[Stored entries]

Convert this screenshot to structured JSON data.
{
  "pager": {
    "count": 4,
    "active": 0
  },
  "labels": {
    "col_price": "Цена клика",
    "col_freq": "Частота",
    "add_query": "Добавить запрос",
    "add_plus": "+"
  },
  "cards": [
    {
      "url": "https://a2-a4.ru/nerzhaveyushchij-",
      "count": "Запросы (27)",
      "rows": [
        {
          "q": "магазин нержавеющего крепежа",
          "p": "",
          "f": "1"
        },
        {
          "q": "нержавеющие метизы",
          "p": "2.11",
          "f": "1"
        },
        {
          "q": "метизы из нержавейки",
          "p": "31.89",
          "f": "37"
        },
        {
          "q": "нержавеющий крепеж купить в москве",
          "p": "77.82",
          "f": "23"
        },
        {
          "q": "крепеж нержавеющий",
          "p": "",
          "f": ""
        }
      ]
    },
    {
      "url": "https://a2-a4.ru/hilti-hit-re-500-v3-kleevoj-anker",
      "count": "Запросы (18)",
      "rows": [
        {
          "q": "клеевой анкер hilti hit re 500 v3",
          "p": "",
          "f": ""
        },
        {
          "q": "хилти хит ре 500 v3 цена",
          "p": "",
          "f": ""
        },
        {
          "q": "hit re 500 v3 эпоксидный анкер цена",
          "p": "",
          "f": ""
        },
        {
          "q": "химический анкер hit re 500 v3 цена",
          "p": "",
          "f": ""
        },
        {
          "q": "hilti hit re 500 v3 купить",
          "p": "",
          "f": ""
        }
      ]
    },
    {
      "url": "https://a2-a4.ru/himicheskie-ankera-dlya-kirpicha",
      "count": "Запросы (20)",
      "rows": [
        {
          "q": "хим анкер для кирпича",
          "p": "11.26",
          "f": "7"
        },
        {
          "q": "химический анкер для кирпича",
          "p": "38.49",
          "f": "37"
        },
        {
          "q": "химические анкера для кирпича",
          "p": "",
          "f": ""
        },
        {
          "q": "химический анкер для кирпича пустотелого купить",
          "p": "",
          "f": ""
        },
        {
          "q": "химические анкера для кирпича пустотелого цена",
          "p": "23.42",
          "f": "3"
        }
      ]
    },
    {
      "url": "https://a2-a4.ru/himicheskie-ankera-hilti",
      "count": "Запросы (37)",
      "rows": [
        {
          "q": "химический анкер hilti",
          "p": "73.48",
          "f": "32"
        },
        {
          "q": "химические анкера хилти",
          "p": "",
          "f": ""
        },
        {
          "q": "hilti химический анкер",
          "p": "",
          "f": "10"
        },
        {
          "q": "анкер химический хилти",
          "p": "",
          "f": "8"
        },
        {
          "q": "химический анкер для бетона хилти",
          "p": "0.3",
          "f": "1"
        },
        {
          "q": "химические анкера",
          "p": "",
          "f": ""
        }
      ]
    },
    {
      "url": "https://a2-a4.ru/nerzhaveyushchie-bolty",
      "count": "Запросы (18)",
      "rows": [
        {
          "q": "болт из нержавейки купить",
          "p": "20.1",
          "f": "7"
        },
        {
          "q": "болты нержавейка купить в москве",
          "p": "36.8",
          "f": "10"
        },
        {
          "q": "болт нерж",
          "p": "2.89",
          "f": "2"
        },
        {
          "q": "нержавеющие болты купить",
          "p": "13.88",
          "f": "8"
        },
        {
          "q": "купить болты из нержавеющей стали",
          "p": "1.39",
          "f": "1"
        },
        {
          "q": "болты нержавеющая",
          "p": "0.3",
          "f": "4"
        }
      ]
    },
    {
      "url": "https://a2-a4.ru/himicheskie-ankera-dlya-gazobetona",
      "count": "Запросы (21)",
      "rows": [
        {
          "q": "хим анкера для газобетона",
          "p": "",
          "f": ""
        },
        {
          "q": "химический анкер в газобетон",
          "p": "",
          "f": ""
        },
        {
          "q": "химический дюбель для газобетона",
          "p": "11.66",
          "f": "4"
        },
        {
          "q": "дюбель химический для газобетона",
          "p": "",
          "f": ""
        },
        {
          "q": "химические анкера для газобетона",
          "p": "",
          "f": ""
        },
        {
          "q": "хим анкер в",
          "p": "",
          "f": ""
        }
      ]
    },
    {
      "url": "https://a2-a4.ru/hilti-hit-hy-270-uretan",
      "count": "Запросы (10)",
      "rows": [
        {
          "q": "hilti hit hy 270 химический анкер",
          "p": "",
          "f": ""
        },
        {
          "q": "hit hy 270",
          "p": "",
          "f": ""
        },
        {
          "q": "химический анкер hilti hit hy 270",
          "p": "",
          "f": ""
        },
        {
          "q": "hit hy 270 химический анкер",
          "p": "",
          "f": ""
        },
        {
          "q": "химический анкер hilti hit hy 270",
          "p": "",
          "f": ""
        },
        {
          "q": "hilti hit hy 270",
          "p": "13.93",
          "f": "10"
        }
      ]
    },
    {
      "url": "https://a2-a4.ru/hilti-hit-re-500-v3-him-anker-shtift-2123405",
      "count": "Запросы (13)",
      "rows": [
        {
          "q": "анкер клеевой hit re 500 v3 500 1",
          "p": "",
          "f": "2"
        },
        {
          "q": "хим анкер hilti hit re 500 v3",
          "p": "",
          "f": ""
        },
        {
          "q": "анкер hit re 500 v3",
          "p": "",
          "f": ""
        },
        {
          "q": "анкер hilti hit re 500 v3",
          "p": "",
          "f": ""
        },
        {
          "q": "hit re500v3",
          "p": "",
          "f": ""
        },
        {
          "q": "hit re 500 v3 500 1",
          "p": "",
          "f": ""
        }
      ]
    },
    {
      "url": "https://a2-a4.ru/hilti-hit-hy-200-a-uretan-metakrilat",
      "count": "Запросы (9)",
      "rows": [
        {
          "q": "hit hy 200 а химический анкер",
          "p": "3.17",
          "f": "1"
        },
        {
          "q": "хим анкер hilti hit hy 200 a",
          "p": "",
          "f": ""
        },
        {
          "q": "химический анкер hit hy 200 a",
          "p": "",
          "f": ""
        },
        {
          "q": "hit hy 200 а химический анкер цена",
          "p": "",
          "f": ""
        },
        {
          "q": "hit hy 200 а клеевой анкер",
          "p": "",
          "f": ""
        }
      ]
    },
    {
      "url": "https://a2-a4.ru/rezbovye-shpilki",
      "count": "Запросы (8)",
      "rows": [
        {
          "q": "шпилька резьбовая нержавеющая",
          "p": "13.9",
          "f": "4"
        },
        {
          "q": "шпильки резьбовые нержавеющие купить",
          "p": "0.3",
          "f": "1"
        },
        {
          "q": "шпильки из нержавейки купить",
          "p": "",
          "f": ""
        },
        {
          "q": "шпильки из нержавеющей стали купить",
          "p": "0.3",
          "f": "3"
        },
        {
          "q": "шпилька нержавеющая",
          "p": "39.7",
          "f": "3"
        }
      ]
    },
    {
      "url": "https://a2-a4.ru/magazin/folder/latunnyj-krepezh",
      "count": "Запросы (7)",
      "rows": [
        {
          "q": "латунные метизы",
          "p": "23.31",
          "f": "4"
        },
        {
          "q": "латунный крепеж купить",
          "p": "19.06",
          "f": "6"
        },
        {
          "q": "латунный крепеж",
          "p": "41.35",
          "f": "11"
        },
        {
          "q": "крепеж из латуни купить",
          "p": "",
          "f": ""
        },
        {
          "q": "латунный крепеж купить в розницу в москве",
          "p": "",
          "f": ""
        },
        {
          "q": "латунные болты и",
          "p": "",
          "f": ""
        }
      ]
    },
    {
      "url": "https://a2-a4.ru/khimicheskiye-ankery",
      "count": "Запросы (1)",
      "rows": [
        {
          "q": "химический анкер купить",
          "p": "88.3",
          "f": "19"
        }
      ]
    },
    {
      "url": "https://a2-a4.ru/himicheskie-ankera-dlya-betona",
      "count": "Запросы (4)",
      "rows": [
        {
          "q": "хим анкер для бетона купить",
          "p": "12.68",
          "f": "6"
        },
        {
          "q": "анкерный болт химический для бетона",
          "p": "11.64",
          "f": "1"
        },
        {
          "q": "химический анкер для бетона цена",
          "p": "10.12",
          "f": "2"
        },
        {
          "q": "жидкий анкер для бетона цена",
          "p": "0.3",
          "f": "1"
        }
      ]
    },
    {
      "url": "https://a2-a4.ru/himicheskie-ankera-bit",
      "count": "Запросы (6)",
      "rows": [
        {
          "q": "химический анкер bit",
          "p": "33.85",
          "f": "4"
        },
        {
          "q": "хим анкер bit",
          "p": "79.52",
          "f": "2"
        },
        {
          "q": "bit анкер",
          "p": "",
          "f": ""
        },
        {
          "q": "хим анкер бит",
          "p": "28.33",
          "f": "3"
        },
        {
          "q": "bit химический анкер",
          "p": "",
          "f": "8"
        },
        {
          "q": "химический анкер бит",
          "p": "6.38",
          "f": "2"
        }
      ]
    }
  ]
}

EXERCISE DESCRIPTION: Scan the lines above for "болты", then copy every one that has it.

SOLUTION TO THIS PROBLEM:
          "q": "болты нержавейка купить в москве",
          "q": "нержавеющие болты купить",
          "q": "купить болты из нержавеющей стали",
          "q": "болты нержавеющая",
          "q": "латунные болты и",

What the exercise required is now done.